Below, I list a few of these websites; the list is not exhaustive, but is designed to give you an idea of where to look for images and footage you might need.

U.S. Department of Agriculture (USDA) has a nice gallery of images, including topics such as animals, plants, field research, lab research, illustrations, and education; you can download images at 72 or 300 dpi. The image at right is of Giant Salvinia (USDA, Peggy Greb).

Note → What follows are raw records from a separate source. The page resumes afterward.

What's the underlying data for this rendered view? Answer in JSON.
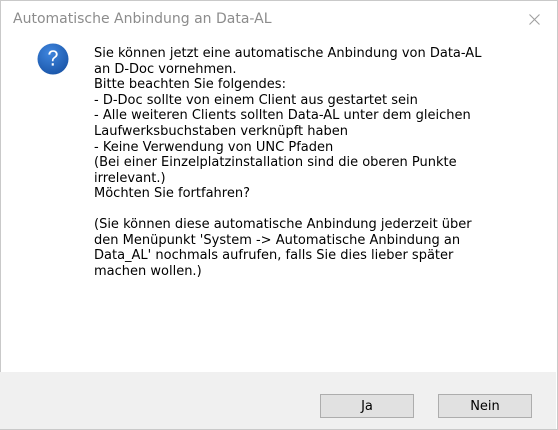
{
  "window": {
    "title": "Automatische Anbindung an Data-AL",
    "close_icon": "close-icon"
  },
  "dialog": {
    "icon": "question-icon",
    "message_lines": [
      "Sie können jetzt eine automatische Anbindung von Data-AL",
      "an D-Doc vornehmen.",
      "Bitte beachten Sie folgendes:",
      "- D-Doc sollte von einem Client aus gestartet sein",
      "- Alle weiteren Clients sollten Data-AL unter dem gleichen",
      "Laufwerksbuchstaben verknüpft haben",
      "- Keine Verwendung von UNC Pfaden",
      "(Bei einer Einzelplatzinstallation sind die oberen Punkte",
      "irrelevant.)",
      "Möchten Sie fortfahren?"
    ],
    "note_lines": [
      "(Sie können diese automatische Anbindung jederzeit über",
      "den Menüpunkt 'System -> Automatische Anbindung an",
      "Data_AL' nochmals aufrufen, falls Sie dies lieber später",
      "machen wollen.)"
    ]
  },
  "buttons": {
    "yes_label": "Ja",
    "no_label": "Nein"
  },
  "colors": {
    "icon_blue": "#1c5db5",
    "footer_bg": "#f0f0f0",
    "button_bg": "#e1e1e1"
  }
}
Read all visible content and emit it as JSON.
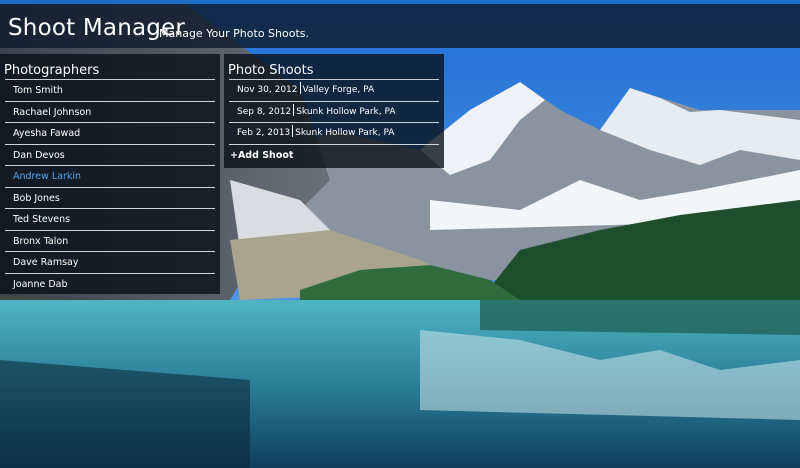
{
  "app": {
    "title": "Shoot Manager",
    "subtitle": "Manage Your Photo Shoots."
  },
  "photographers": {
    "header": "Photographers",
    "items": [
      {
        "name": "Tom Smith",
        "active": false
      },
      {
        "name": "Rachael Johnson",
        "active": false
      },
      {
        "name": "Ayesha Fawad",
        "active": false
      },
      {
        "name": "Dan Devos",
        "active": false
      },
      {
        "name": "Andrew Larkin",
        "active": true
      },
      {
        "name": "Bob Jones",
        "active": false
      },
      {
        "name": "Ted Stevens",
        "active": false
      },
      {
        "name": "Bronx Talon",
        "active": false
      },
      {
        "name": "Dave Ramsay",
        "active": false
      },
      {
        "name": "Joanne Dab",
        "active": false
      }
    ]
  },
  "shoots": {
    "header": "Photo Shoots",
    "items": [
      {
        "date": "Nov 30, 2012",
        "location": "Valley Forge, PA"
      },
      {
        "date": "Sep 8, 2012",
        "location": "Skunk Hollow Park, PA"
      },
      {
        "date": "Feb 2, 2013",
        "location": "Skunk Hollow Park, PA"
      }
    ],
    "add_label": "+Add Shoot"
  },
  "colors": {
    "accent_bar": "#1a6fc4",
    "active_item": "#4fa6f0"
  }
}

The National Oceanic and Atmospheric Administration (NOAA) has an extensive collection of images taken in a variety of places around the world by scientists and other employees; high resolution images are available. The photo to the right is of pancake ice taken by Michael Van Woert (NOAA, NESDIS) in Antarctica (located in the Art in Nature Gallery (Patterns and Textures)).

 

Related NOAA sites contain more still images, animations, and video. An example is the NGDC Digital Marine Geology and Geophysics Images collection, which contains, for example, animations of dives to the ocean floor such as the Mariana Trench (click on photo at right to go directly to the animation).

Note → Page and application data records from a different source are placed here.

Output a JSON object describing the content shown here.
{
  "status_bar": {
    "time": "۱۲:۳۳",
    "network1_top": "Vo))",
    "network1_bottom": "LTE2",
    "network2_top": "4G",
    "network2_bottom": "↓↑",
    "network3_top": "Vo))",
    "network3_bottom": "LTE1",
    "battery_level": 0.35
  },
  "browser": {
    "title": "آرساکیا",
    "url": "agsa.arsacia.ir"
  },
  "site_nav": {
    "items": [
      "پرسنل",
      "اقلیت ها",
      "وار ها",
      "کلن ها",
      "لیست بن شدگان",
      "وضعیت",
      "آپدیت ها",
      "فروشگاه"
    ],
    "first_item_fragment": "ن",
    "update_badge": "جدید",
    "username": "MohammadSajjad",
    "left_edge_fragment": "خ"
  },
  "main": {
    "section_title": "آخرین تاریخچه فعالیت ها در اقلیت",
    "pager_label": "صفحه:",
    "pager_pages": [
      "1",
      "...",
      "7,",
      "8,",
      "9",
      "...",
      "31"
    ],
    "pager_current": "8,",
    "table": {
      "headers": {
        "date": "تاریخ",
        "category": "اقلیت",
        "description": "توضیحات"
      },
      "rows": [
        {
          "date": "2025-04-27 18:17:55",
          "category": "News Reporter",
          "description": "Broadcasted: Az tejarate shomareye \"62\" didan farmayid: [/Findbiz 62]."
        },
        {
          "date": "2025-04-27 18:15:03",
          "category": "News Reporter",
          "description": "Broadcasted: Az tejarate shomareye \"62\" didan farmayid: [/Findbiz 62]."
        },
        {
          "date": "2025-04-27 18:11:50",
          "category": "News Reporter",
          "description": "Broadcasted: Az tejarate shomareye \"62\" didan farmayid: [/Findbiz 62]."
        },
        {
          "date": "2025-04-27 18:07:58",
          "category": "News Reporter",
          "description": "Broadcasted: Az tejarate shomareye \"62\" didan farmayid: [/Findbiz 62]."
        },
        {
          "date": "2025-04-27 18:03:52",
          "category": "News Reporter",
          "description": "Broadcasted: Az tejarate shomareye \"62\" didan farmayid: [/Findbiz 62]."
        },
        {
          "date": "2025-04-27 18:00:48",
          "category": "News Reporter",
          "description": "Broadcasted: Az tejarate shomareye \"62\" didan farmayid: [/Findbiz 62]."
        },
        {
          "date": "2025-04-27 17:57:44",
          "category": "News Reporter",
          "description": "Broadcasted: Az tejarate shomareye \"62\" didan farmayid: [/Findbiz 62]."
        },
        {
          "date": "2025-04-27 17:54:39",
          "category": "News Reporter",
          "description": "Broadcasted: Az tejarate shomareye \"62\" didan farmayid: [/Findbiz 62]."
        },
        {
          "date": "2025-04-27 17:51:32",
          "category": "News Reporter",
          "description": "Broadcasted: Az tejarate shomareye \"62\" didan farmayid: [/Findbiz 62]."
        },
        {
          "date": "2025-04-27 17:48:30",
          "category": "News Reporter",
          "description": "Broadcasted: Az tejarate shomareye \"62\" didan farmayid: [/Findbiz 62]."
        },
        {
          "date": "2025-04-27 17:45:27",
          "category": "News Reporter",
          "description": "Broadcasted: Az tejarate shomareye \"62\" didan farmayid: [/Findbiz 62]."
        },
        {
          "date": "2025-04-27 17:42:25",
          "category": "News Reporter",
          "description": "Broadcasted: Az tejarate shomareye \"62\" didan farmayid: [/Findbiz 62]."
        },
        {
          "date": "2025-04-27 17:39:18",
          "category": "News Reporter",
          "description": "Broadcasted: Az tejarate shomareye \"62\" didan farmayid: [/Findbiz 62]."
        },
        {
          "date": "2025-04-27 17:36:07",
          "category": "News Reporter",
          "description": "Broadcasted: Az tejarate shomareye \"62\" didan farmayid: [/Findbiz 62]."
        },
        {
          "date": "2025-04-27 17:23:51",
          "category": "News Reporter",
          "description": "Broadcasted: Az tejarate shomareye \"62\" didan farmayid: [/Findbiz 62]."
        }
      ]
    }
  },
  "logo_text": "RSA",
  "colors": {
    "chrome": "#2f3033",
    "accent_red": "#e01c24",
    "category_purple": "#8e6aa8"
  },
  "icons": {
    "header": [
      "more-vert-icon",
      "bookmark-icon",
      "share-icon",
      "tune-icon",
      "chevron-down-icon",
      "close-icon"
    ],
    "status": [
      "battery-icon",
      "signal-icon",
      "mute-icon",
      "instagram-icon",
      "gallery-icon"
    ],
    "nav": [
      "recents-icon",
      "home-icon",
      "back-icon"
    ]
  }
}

The NOAA Fisheries Service (Northeast Fisheries Science Center) maintains an archive of historical photos related to fisheries in the northeastern U.S.  Hundreds of photos are available for download and free use with proper credit.  See photo of a basking shark at right (NEFSC, Paul Galtsof).  There are also photo galleries of marine mammals, seabirds, invertebrates, sharks, ships, and scenic views.

 

The National Marine Sanctuaries maintains a media library containing still images and many video clips of coastal areas, waves, reefs, deep sea views, fish, sharks, and invertebrates.  The media library is searchable.

 

 

 

The NASA Goddard Space Visualization Studio is the premier location for finding photos and especially animations of the earth and space processes.  Whether you’re looking for animations of arctic sea ice changes or volcanic eruptions, you’ll find them here. The NASA Earth Observatory contains an extensive set of photos, maps, and animations of the world that are downloadable and free to use.  NASA’s Visible Earth contains a massive catalog of images and animations, which are searchable.  See a high resolution image of the Sri Lankan coast during the 2004 Asian Tsunami (NASA, VE) below:

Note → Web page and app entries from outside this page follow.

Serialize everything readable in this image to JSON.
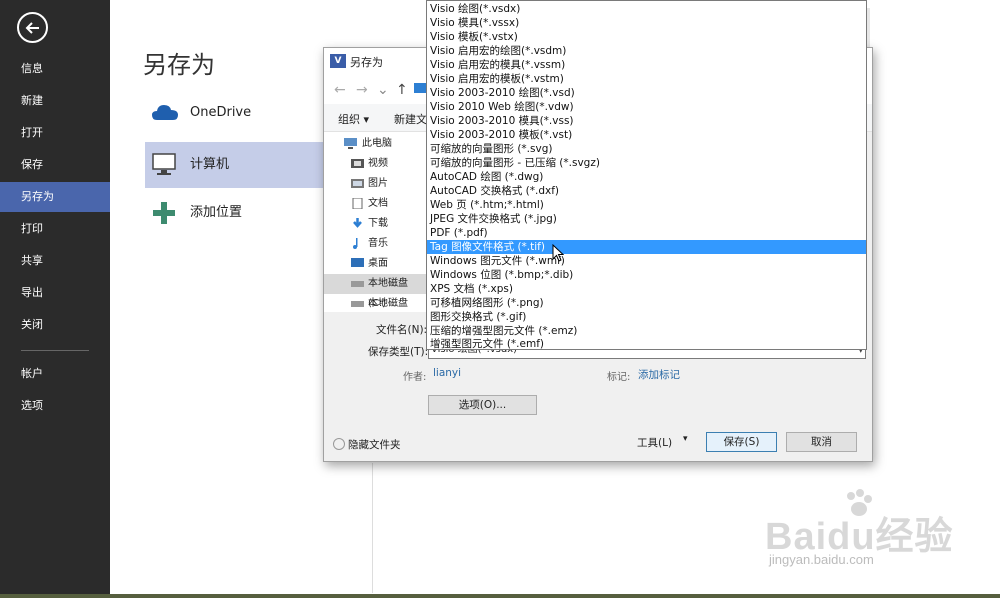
{
  "nav": {
    "items": [
      {
        "label": "信息"
      },
      {
        "label": "新建"
      },
      {
        "label": "打开"
      },
      {
        "label": "保存"
      },
      {
        "label": "另存为"
      },
      {
        "label": "打印"
      },
      {
        "label": "共享"
      },
      {
        "label": "导出"
      },
      {
        "label": "关闭"
      },
      {
        "label": "帐户"
      },
      {
        "label": "选项"
      }
    ],
    "active_label": "另存为"
  },
  "main": {
    "title": "另存为",
    "places": [
      {
        "label": "OneDrive",
        "icon": "cloud-icon"
      },
      {
        "label": "计算机",
        "icon": "computer-icon"
      },
      {
        "label": "添加位置",
        "icon": "plus-icon"
      }
    ]
  },
  "dialog": {
    "title": "另存为",
    "toolbar": {
      "organize": "组织 ▾",
      "new_folder": "新建文"
    },
    "tree": [
      {
        "label": "此电脑",
        "icon": "pc-icon"
      },
      {
        "label": "视频",
        "icon": "video-icon"
      },
      {
        "label": "图片",
        "icon": "picture-icon"
      },
      {
        "label": "文档",
        "icon": "document-icon"
      },
      {
        "label": "下载",
        "icon": "download-icon"
      },
      {
        "label": "音乐",
        "icon": "music-icon"
      },
      {
        "label": "桌面",
        "icon": "desktop-icon"
      },
      {
        "label": "本地磁盘 (C:)",
        "icon": "disk-icon"
      },
      {
        "label": "本地磁盘 (D:)",
        "icon": "disk-icon"
      }
    ],
    "filename_label": "文件名(N):",
    "filetype_label": "保存类型(T):",
    "filetype_value": "Visio 绘图(*.vsdx)",
    "author_label": "作者:",
    "author_value": "lianyi",
    "tags_label": "标记:",
    "tags_value": "添加标记",
    "options_button": "选项(O)...",
    "hide_folders": "隐藏文件夹",
    "tools_button": "工具(L)",
    "save_button": "保存(S)",
    "cancel_button": "取消"
  },
  "dropdown": {
    "options": [
      "Visio 绘图(*.vsdx)",
      "Visio 模具(*.vssx)",
      "Visio 模板(*.vstx)",
      "Visio 启用宏的绘图(*.vsdm)",
      "Visio 启用宏的模具(*.vssm)",
      "Visio 启用宏的模板(*.vstm)",
      "Visio 2003-2010 绘图(*.vsd)",
      "Visio 2010 Web 绘图(*.vdw)",
      "Visio 2003-2010 模具(*.vss)",
      "Visio 2003-2010 模板(*.vst)",
      "可缩放的向量图形 (*.svg)",
      "可缩放的向量图形 - 已压缩 (*.svgz)",
      "AutoCAD 绘图 (*.dwg)",
      "AutoCAD 交换格式 (*.dxf)",
      "Web 页 (*.htm;*.html)",
      "JPEG 文件交换格式 (*.jpg)",
      "PDF (*.pdf)",
      "Tag 图像文件格式 (*.tif)",
      "Windows 图元文件 (*.wmf)",
      "Windows 位图 (*.bmp;*.dib)",
      "XPS 文档 (*.xps)",
      "可移植网络图形 (*.png)",
      "图形交换格式 (*.gif)",
      "压缩的增强型图元文件 (*.emz)",
      "增强型图元文件 (*.emf)"
    ],
    "highlighted": "Tag 图像文件格式 (*.tif)"
  },
  "watermark": {
    "text": "Baidu经验",
    "url": "jingyan.baidu.com"
  },
  "colors": {
    "nav_bg": "#2b2b2b",
    "nav_active": "#4a66ac",
    "place_active": "#c5cde8",
    "highlight": "#3399ff",
    "link": "#2b6aa6"
  }
}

If you are looking for images of hazards, land, oceans, atmosphere, life, snow and ice, or human impacts, these NASA sites will likely contain the image or animation you need.

 

Another site I often visit for historical photos is the Library of Congress (LOC).  Their American Environmental Photographs 1891-1936 collection is a treasure-trove of material. Many of the images in this collection were taken by or of Henry Chandler Cowles (the “father” of American plant ecology); see his photo to the right with students on a botany field trip (note they are all female students!) (LOC, unknown photographer). Interestingly, I can trace my scientific lineage through my graduate adviser and several generations of professors back to Cowles.

The U.S. Geological Survey (USGS) has a digital photo collection containing many historical and modern images of earthquakes, national parks, and mines.  See photo at right of an earthquake at Hawkes Bay, New Zealand (1931) (USGS, unknown photographer).  There is also a large collection of historical images taken by pioneer photographers of early USGS expeditions (see stereo photo below of an expedition camp, part of the W.H. Jackson collection).

These are just a few of the many government sites where you can find media in the public domain. There are some sites that purport to catalog public domain images, but beware. Many of these are commercial sites and contain a mixture of images grabbed from government sites (public domain) and images that may be copyrighted.  Try to obtain such media from their original sources, which often offer them at different resolutions and contain all relevant information about the image.  If you do use media from secondary sites, be sure the image is really in the public domain and abide by any restrictions listed with the image you wish to use. For the media offered for download on government sites, the only restriction is that you cannot copyright any public domain image, and it’s always appropriate to credit the source and the photographer, if their name is given.